* [Data excerpts]
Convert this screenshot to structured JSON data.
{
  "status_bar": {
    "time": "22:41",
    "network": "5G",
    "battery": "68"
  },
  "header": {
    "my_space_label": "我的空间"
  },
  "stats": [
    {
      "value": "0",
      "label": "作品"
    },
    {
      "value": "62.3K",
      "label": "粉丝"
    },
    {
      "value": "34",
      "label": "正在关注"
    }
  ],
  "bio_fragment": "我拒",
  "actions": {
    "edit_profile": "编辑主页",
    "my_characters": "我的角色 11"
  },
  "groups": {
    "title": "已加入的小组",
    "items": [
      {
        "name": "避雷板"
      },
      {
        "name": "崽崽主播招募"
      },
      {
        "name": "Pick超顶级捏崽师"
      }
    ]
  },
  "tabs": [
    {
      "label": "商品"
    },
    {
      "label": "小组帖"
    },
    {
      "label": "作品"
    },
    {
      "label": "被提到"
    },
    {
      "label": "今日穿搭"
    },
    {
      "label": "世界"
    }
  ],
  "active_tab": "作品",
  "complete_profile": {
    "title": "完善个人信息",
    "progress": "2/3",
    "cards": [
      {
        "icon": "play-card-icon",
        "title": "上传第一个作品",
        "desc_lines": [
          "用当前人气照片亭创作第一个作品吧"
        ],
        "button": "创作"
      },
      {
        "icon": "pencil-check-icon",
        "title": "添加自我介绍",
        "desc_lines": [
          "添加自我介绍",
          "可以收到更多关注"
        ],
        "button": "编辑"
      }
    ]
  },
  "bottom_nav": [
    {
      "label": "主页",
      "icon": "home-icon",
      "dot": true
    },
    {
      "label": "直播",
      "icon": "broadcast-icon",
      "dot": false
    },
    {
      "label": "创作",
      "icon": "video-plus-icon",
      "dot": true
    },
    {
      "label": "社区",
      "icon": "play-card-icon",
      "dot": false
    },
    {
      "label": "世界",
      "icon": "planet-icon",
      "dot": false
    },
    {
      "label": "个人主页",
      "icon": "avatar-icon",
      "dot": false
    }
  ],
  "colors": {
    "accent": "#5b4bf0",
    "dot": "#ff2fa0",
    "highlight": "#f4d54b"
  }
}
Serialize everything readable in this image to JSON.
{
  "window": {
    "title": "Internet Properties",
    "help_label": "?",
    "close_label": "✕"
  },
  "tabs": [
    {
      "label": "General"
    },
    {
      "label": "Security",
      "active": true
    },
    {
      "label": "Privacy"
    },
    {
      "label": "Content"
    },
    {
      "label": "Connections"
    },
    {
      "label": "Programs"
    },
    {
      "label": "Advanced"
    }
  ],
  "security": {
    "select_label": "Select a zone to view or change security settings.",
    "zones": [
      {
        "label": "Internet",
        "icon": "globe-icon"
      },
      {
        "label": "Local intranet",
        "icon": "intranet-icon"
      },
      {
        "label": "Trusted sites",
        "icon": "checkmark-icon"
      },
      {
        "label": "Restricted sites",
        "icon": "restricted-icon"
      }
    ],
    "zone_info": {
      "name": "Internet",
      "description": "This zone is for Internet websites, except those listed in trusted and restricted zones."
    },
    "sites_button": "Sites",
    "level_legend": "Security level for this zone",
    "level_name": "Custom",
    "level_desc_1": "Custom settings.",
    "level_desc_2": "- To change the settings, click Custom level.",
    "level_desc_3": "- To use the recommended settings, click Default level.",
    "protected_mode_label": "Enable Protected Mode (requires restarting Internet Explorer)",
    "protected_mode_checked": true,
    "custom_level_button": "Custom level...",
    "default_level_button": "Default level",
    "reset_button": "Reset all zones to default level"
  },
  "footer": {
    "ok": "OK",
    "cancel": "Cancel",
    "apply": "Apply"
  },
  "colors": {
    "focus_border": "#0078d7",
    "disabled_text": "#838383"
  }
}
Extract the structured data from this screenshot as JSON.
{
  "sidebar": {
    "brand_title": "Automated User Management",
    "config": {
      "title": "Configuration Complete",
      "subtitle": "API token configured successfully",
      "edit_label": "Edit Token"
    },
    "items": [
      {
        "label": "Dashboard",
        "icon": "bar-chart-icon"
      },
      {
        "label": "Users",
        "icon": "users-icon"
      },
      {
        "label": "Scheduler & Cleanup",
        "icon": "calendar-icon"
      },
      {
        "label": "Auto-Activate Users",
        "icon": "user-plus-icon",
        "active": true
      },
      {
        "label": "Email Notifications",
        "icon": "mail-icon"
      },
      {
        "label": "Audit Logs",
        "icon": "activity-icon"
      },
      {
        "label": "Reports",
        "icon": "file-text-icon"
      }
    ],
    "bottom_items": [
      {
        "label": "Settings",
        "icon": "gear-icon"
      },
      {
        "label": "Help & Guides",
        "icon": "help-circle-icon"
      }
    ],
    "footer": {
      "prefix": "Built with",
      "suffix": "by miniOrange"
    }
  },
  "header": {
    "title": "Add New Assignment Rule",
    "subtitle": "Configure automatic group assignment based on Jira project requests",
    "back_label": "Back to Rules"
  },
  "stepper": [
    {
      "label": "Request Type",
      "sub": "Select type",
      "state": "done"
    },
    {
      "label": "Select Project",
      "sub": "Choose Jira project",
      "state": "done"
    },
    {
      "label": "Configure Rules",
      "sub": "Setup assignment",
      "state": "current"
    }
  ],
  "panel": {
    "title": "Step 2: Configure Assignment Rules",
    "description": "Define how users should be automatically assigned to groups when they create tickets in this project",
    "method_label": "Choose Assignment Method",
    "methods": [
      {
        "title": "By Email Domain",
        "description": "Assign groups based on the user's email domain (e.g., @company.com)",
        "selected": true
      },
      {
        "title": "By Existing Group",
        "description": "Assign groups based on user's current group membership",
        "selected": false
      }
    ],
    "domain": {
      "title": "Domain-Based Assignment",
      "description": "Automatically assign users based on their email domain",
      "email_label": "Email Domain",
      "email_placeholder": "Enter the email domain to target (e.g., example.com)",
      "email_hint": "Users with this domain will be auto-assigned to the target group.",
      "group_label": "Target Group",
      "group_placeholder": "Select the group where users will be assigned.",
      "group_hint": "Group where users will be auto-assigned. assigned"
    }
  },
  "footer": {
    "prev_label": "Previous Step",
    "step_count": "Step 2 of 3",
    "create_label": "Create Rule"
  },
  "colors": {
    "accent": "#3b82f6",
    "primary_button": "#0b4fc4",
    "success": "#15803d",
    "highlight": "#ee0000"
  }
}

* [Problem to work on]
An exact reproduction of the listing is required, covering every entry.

* [Reply to the task]
Convert this screenshot to structured JSON data.
{
  "status_bar": {
    "time": "22:41",
    "network": "5G",
    "battery": "68"
  },
  "header": {
    "my_space_label": "我的空间"
  },
  "stats": [
    {
      "value": "0",
      "label": "作品"
    },
    {
      "value": "62.3K",
      "label": "粉丝"
    },
    {
      "value": "34",
      "label": "正在关注"
    }
  ],
  "bio_fragment": "我拒",
  "actions": {
    "edit_profile": "编辑主页",
    "my_characters": "我的角色 11"
  },
  "groups": {
    "title": "已加入的小组",
    "items": [
      {
        "name": "避雷板"
      },
      {
        "name": "崽崽主播招募"
      },
      {
        "name": "Pick超顶级捏崽师"
      }
    ]
  },
  "tabs": [
    {
      "label": "商品"
    },
    {
      "label": "小组帖"
    },
    {
      "label": "作品"
    },
    {
      "label": "被提到"
    },
    {
      "label": "今日穿搭"
    },
    {
      "label": "世界"
    }
  ],
  "active_tab": "作品",
  "complete_profile": {
    "title": "完善个人信息",
    "progress": "2/3",
    "cards": [
      {
        "icon": "play-card-icon",
        "title": "上传第一个作品",
        "desc_lines": [
          "用当前人气照片亭创作第一个作品吧"
        ],
        "button": "创作"
      },
      {
        "icon": "pencil-check-icon",
        "title": "添加自我介绍",
        "desc_lines": [
          "添加自我介绍",
          "可以收到更多关注"
        ],
        "button": "编辑"
      }
    ]
  },
  "bottom_nav": [
    {
      "label": "主页",
      "icon": "home-icon",
      "dot": true
    },
    {
      "label": "直播",
      "icon": "broadcast-icon",
      "dot": false
    },
    {
      "label": "创作",
      "icon": "video-plus-icon",
      "dot": true
    },
    {
      "label": "社区",
      "icon": "play-card-icon",
      "dot": false
    },
    {
      "label": "世界",
      "icon": "planet-icon",
      "dot": false
    },
    {
      "label": "个人主页",
      "icon": "avatar-icon",
      "dot": false
    }
  ],
  "colors": {
    "accent": "#5b4bf0",
    "dot": "#ff2fa0",
    "highlight": "#f4d54b"
  }
}
Serialize everything readable in this image to JSON.
{
  "window": {
    "title": "Internet Properties",
    "help_label": "?",
    "close_label": "✕"
  },
  "tabs": [
    {
      "label": "General"
    },
    {
      "label": "Security",
      "active": true
    },
    {
      "label": "Privacy"
    },
    {
      "label": "Content"
    },
    {
      "label": "Connections"
    },
    {
      "label": "Programs"
    },
    {
      "label": "Advanced"
    }
  ],
  "security": {
    "select_label": "Select a zone to view or change security settings.",
    "zones": [
      {
        "label": "Internet",
        "icon": "globe-icon"
      },
      {
        "label": "Local intranet",
        "icon": "intranet-icon"
      },
      {
        "label": "Trusted sites",
        "icon": "checkmark-icon"
      },
      {
        "label": "Restricted sites",
        "icon": "restricted-icon"
      }
    ],
    "zone_info": {
      "name": "Internet",
      "description": "This zone is for Internet websites, except those listed in trusted and restricted zones."
    },
    "sites_button": "Sites",
    "level_legend": "Security level for this zone",
    "level_name": "Custom",
    "level_desc_1": "Custom settings.",
    "level_desc_2": "- To change the settings, click Custom level.",
    "level_desc_3": "- To use the recommended settings, click Default level.",
    "protected_mode_label": "Enable Protected Mode (requires restarting Internet Explorer)",
    "protected_mode_checked": true,
    "custom_level_button": "Custom level...",
    "default_level_button": "Default level",
    "reset_button": "Reset all zones to default level"
  },
  "footer": {
    "ok": "OK",
    "cancel": "Cancel",
    "apply": "Apply"
  },
  "colors": {
    "focus_border": "#0078d7",
    "disabled_text": "#838383"
  }
}
Extract the structured data from this screenshot as JSON.
{
  "sidebar": {
    "brand_title": "Automated User Management",
    "config": {
      "title": "Configuration Complete",
      "subtitle": "API token configured successfully",
      "edit_label": "Edit Token"
    },
    "items": [
      {
        "label": "Dashboard",
        "icon": "bar-chart-icon"
      },
      {
        "label": "Users",
        "icon": "users-icon"
      },
      {
        "label": "Scheduler & Cleanup",
        "icon": "calendar-icon"
      },
      {
        "label": "Auto-Activate Users",
        "icon": "user-plus-icon",
        "active": true
      },
      {
        "label": "Email Notifications",
        "icon": "mail-icon"
      },
      {
        "label": "Audit Logs",
        "icon": "activity-icon"
      },
      {
        "label": "Reports",
        "icon": "file-text-icon"
      }
    ],
    "bottom_items": [
      {
        "label": "Settings",
        "icon": "gear-icon"
      },
      {
        "label": "Help & Guides",
        "icon": "help-circle-icon"
      }
    ],
    "footer": {
      "prefix": "Built with",
      "suffix": "by miniOrange"
    }
  },
  "header": {
    "title": "Add New Assignment Rule",
    "subtitle": "Configure automatic group assignment based on Jira project requests",
    "back_label": "Back to Rules"
  },
  "stepper": [
    {
      "label": "Request Type",
      "sub": "Select type",
      "state": "done"
    },
    {
      "label": "Select Project",
      "sub": "Choose Jira project",
      "state": "done"
    },
    {
      "label": "Configure Rules",
      "sub": "Setup assignment",
      "state": "current"
    }
  ],
  "panel": {
    "title": "Step 2: Configure Assignment Rules",
    "description": "Define how users should be automatically assigned to groups when they create tickets in this project",
    "method_label": "Choose Assignment Method",
    "methods": [
      {
        "title": "By Email Domain",
        "description": "Assign groups based on the user's email domain (e.g., @company.com)",
        "selected": true
      },
      {
        "title": "By Existing Group",
        "description": "Assign groups based on user's current group membership",
        "selected": false
      }
    ],
    "domain": {
      "title": "Domain-Based Assignment",
      "description": "Automatically assign users based on their email domain",
      "email_label": "Email Domain",
      "email_placeholder": "Enter the email domain to target (e.g., example.com)",
      "email_hint": "Users with this domain will be auto-assigned to the target group.",
      "group_label": "Target Group",
      "group_placeholder": "Select the group where users will be assigned.",
      "group_hint": "Group where users will be auto-assigned. assigned"
    }
  },
  "footer": {
    "prev_label": "Previous Step",
    "step_count": "Step 2 of 3",
    "create_label": "Create Rule"
  },
  "colors": {
    "accent": "#3b82f6",
    "primary_button": "#0b4fc4",
    "success": "#15803d",
    "highlight": "#ee0000"
  }
}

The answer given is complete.